Senior TC sets out what is expected of a transport manager

Senior traffic commissioner (TC) Beverley Bell has for the first time outlined the responsibilities the TCs expect transport managers to have and the number of hours they should work every week.

In the revised Senior Traffic Commissioner’s Statutory Guidance, which was published today (14 December) and will take effect on 1 January 2016, the TC highlighted the activities a transport manager may be expected to carry out.

These include managing, auditing and reviewing compliance systems; reviewing prohibitions or annual test failures; notifying the TC of any changes; and keeping up to date on changes in legislation.

The document also suggested what TCs expect as a starting point in terms of hours worked by a transport manager, which range from two to four hours a week for a fleet of two vehicles or fewer, to full time with additional assistance for operations running more than 50 trucks.

The guidance also sets out the level of financial standing required from 1 January 2016. This has fallen from £7,000 to £6,650 for the first vehicle, and from £3,900 to £3,700 for each additional vehicle for standard O-licence holders. Financial standing rates for restricted O-licence holders remain the same (£3,100 and £1,700 respectively).

From January the TCs will also be able to delegate more work to their staff, including the ability to grant applications made by companies that have committed certain road traffic offences, excluding drivers’ hours and weights and dimensions offences; and adding or removing undertakings.

Decisions to hold a public inquiry, review an operating centre or grant a period of grace will, among others, remain with the TC.

Senior TC Bell said: “The changes to the statutory documents are designed to streamline processes, extend delegation to our staff and give better guidance so that decisions can be made more quickly.

"These changes will help to deliver a more efficient and effective licensing regime for compliant operators.”

Daf dealer Brian Currie celebrates 40 years

Independent Daf dealership Brian Currie (Milton Keynes) has celebrated 40 years in business with a cake cutting ceremony.

The company - which also specialises in Fiat Professional and Volkswagen Commercials products - now operates out of nine sites with its head office at Bleak Hall, Milton Keynes.

Truck mechanic Currie, originally from Stockton-on-Tees, started the company at a facility in Newport Pagnell with his wife, Pat and just three customers.

The business grew steadily after being appointed a Daf truck service dealer in 1980, and now provides vehicles, parts, servicing and aftersales to more than 1500 clients including Royal Mail and River Island.

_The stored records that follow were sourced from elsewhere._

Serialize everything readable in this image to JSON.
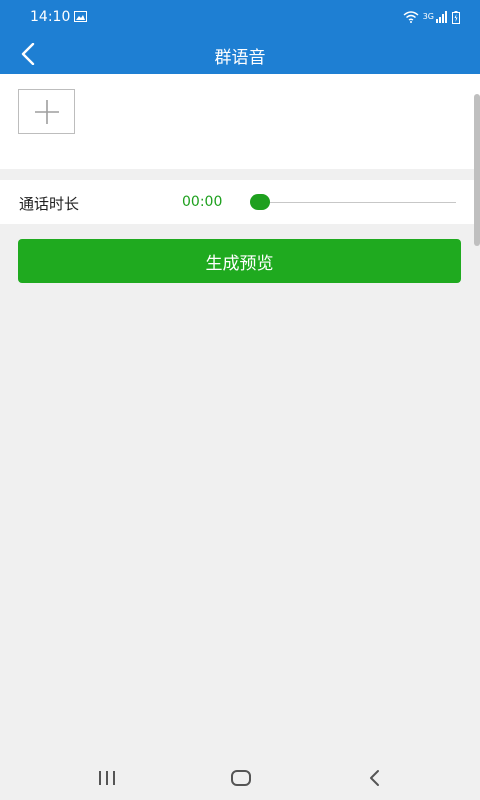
{
  "status_bar": {
    "time": "14:10",
    "network_label": "3G",
    "icons": [
      "gallery-icon",
      "wifi-icon",
      "signal-icon",
      "battery-icon"
    ]
  },
  "title_bar": {
    "title": "群语音",
    "back_icon": "chevron-left-icon"
  },
  "media": {
    "add_icon": "plus-icon"
  },
  "call_duration": {
    "label": "通话时长",
    "value": "00:00",
    "slider_level": 0
  },
  "actions": {
    "preview_label": "生成预览"
  },
  "nav_bar": {
    "icons": [
      "recent-apps-icon",
      "home-icon",
      "back-icon"
    ]
  },
  "colors": {
    "primary": "#1e7fd3",
    "accent_green": "#1faa1f",
    "background": "#f0f0f0"
  }
}
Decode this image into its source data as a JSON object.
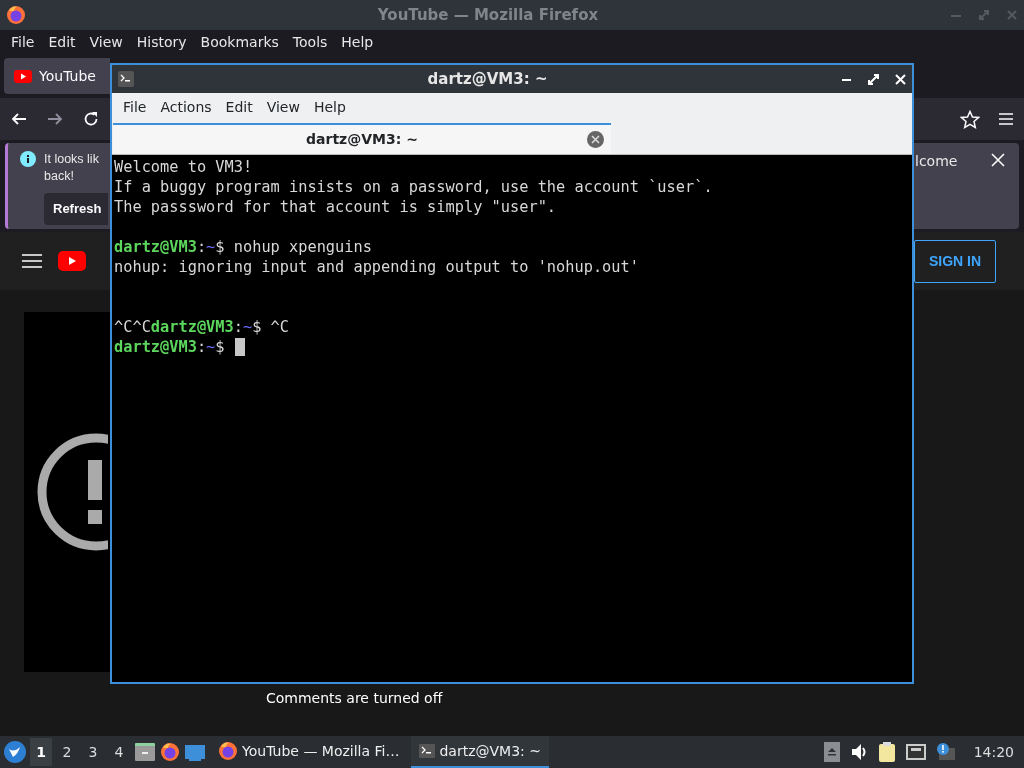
{
  "firefox": {
    "title": "YouTube — Mozilla Firefox",
    "menu": [
      "File",
      "Edit",
      "View",
      "History",
      "Bookmarks",
      "Tools",
      "Help"
    ],
    "tabs": [
      {
        "label": "YouTube",
        "selected": true
      }
    ],
    "notification": {
      "message_lines": [
        "It looks lik",
        "back!"
      ],
      "message_end": "lcome",
      "button": "Refresh"
    },
    "youtube": {
      "sign_in": "SIGN IN",
      "comments": "Comments are turned off"
    }
  },
  "terminal": {
    "title": "dartz@VM3: ~",
    "menu": [
      "File",
      "Actions",
      "Edit",
      "View",
      "Help"
    ],
    "tabs": [
      {
        "label": "dartz@VM3: ~",
        "selected": true
      }
    ],
    "lines": [
      {
        "kind": "text",
        "segments": [
          {
            "kind": "plain",
            "text": "Welcome to VM3!"
          }
        ]
      },
      {
        "kind": "text",
        "segments": [
          {
            "kind": "plain",
            "text": "If a buggy program insists on a password, use the account `user`."
          }
        ]
      },
      {
        "kind": "text",
        "segments": [
          {
            "kind": "plain",
            "text": "The passsword for that account is simply \"user\"."
          }
        ]
      },
      {
        "kind": "blank"
      },
      {
        "kind": "text",
        "segments": [
          {
            "kind": "user",
            "text": "dartz@VM3"
          },
          {
            "kind": "sep",
            "text": ":"
          },
          {
            "kind": "path",
            "text": "~"
          },
          {
            "kind": "plain",
            "text": "$ nohup xpenguins"
          }
        ]
      },
      {
        "kind": "text",
        "segments": [
          {
            "kind": "plain",
            "text": "nohup: ignoring input and appending output to 'nohup.out'"
          }
        ]
      },
      {
        "kind": "blank"
      },
      {
        "kind": "blank"
      },
      {
        "kind": "text",
        "segments": [
          {
            "kind": "plain",
            "text": "^C^C"
          },
          {
            "kind": "user",
            "text": "dartz@VM3"
          },
          {
            "kind": "sep",
            "text": ":"
          },
          {
            "kind": "path",
            "text": "~"
          },
          {
            "kind": "plain",
            "text": "$ ^C"
          }
        ]
      },
      {
        "kind": "text",
        "cursor": true,
        "segments": [
          {
            "kind": "user",
            "text": "dartz@VM3"
          },
          {
            "kind": "sep",
            "text": ":"
          },
          {
            "kind": "path",
            "text": "~"
          },
          {
            "kind": "plain",
            "text": "$"
          }
        ]
      }
    ]
  },
  "taskbar": {
    "workspaces": [
      {
        "label": "1",
        "selected": true
      },
      {
        "label": "2",
        "selected": false
      },
      {
        "label": "3",
        "selected": false
      },
      {
        "label": "4",
        "selected": false
      }
    ],
    "tasks": [
      {
        "kind": "firefox",
        "label": "YouTube — Mozilla Fi…",
        "selected": false
      },
      {
        "kind": "terminal",
        "label": "dartz@VM3: ~",
        "selected": true
      }
    ],
    "clock": "14:20"
  }
}
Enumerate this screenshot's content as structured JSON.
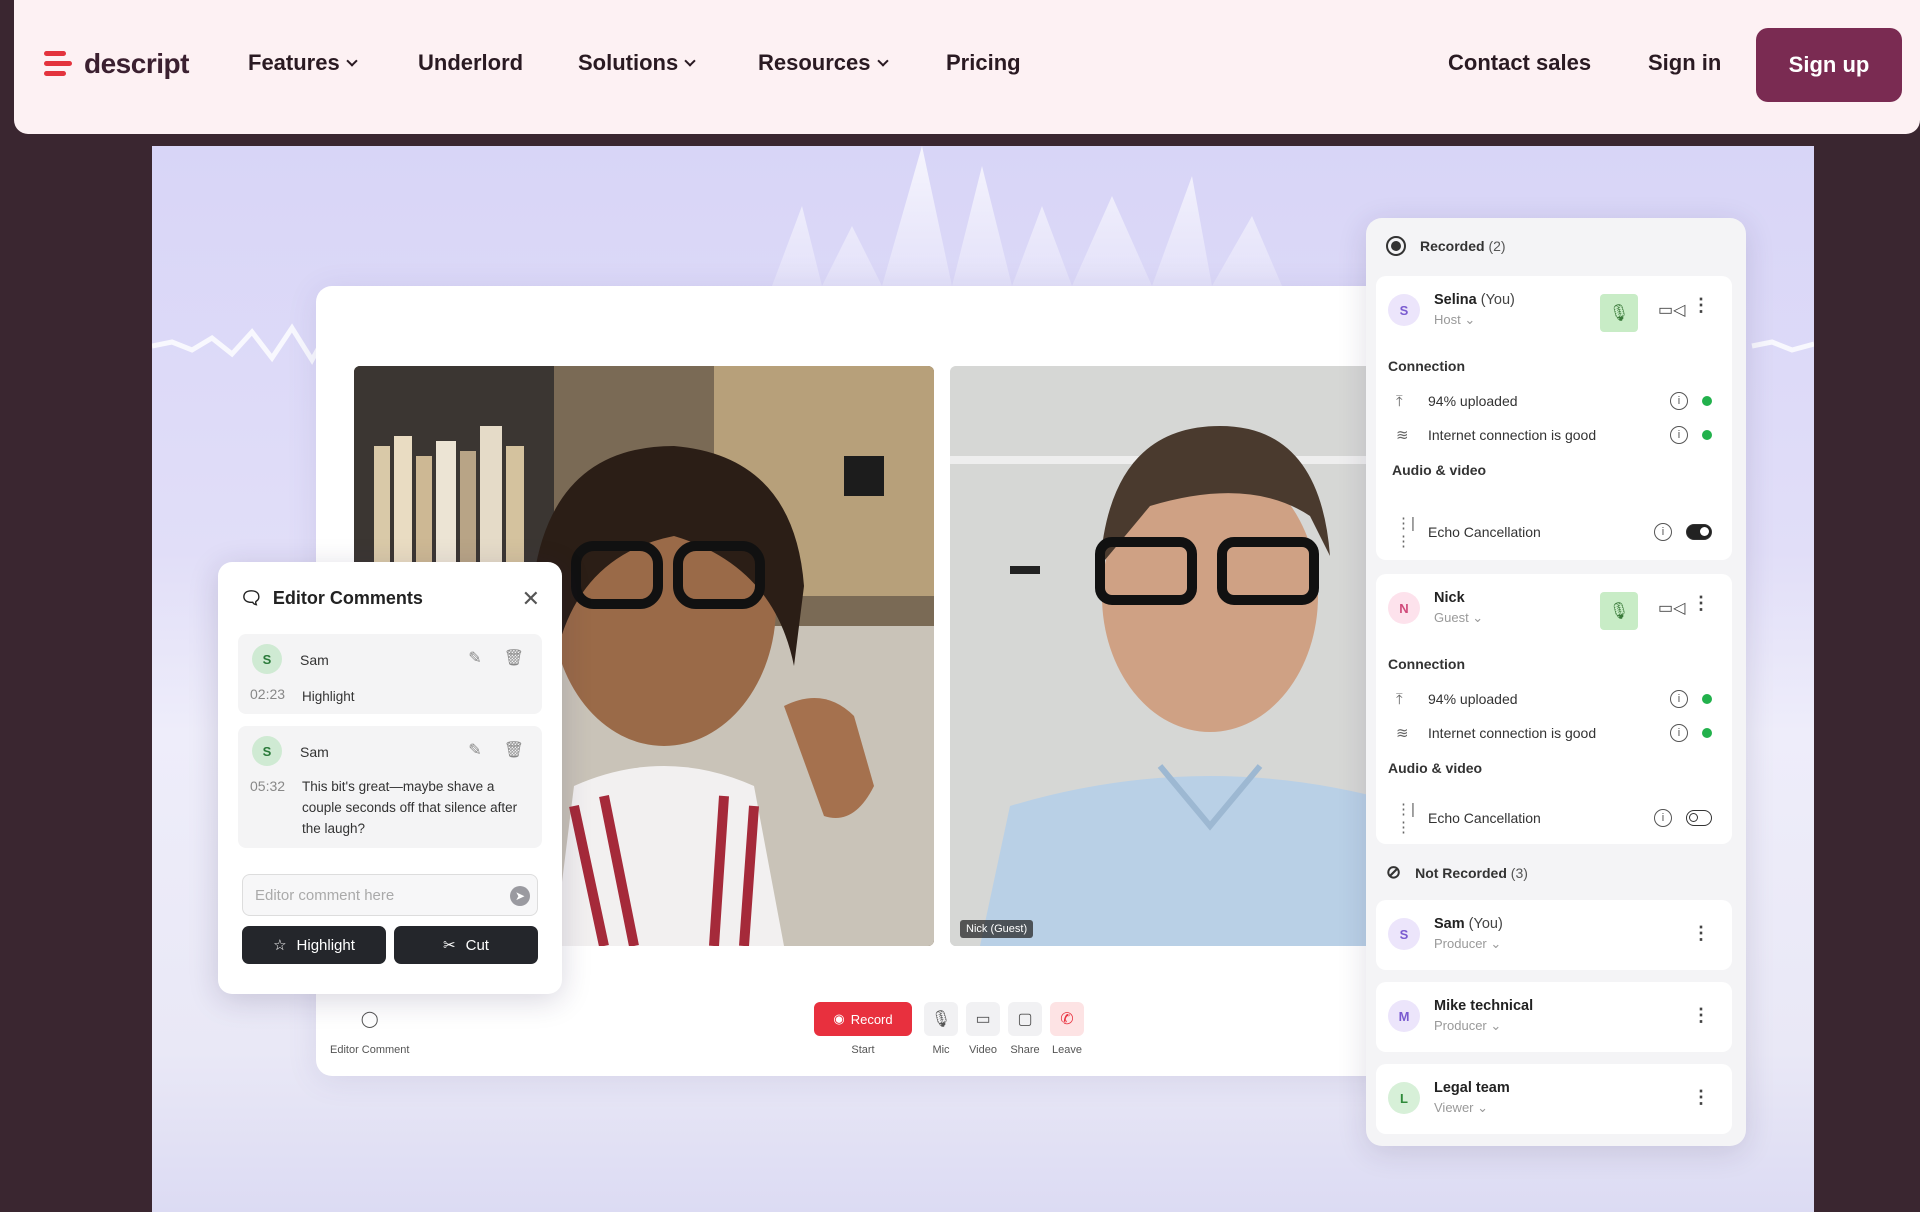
{
  "nav": {
    "brand": "descript",
    "items": [
      {
        "label": "Features",
        "has_dropdown": true
      },
      {
        "label": "Underlord",
        "has_dropdown": false
      },
      {
        "label": "Solutions",
        "has_dropdown": true
      },
      {
        "label": "Resources",
        "has_dropdown": true
      },
      {
        "label": "Pricing",
        "has_dropdown": false
      }
    ],
    "contact_sales": "Contact sales",
    "sign_in": "Sign in",
    "sign_up": "Sign up"
  },
  "colors": {
    "brand_red": "#e3343d",
    "signup_bg": "#7a2b52",
    "page_bg": "#3a2630",
    "record_red": "#e8303e",
    "status_green": "#22b14c"
  },
  "video": {
    "guest_tag": "Nick (Guest)"
  },
  "toolbar": {
    "editor_comment": "Editor Comment",
    "record_label": "Record",
    "start": "Start",
    "mic": "Mic",
    "video": "Video",
    "share": "Share",
    "leave": "Leave"
  },
  "comments": {
    "title": "Editor Comments",
    "items": [
      {
        "initial": "S",
        "name": "Sam",
        "time": "02:23",
        "text": "Highlight"
      },
      {
        "initial": "S",
        "name": "Sam",
        "time": "05:32",
        "text": "This bit's great—maybe shave a couple seconds off that silence after the laugh?"
      }
    ],
    "input_placeholder": "Editor comment here",
    "highlight_label": "Highlight",
    "cut_label": "Cut"
  },
  "panel": {
    "recorded_title": "Recorded",
    "recorded_count": "(2)",
    "not_recorded_title": "Not Recorded",
    "not_recorded_count": "(3)",
    "connection_label": "Connection",
    "av_label": "Audio & video",
    "recorded": [
      {
        "initial": "S",
        "name": "Selina",
        "suffix": "(You)",
        "role": "Host",
        "uploaded": "94% uploaded",
        "internet": "Internet connection is good",
        "echo": "Echo Cancellation",
        "echo_on": true
      },
      {
        "initial": "N",
        "name": "Nick",
        "suffix": "",
        "role": "Guest",
        "uploaded": "94% uploaded",
        "internet": "Internet connection is good",
        "echo": "Echo Cancellation",
        "echo_on": false
      }
    ],
    "not_recorded": [
      {
        "initial": "S",
        "name": "Sam",
        "suffix": "(You)",
        "role": "Producer"
      },
      {
        "initial": "M",
        "name": "Mike technical",
        "suffix": "",
        "role": "Producer"
      },
      {
        "initial": "L",
        "name": "Legal team",
        "suffix": "",
        "role": "Viewer"
      }
    ]
  }
}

It currently employs about 160 staff.

Currie, now part time company chairman; and his wife, part time company secretary still take a very active role in the business.

Their son Philip is general manager at the Northampton Daf site and daughter Heather is aftersales manager in the Volkswagen Van Centre.

Brian Currie said: "We have seen many changes in the truck and van industry over the years and have worked hard to adapt to these changes.

“At the heart of our business is exceptional customer service and loyalty to our staff and our continued success reflects that."

. Brian and Pat Currie celebrating the company's anniversary with a Daf truck-shaped cake.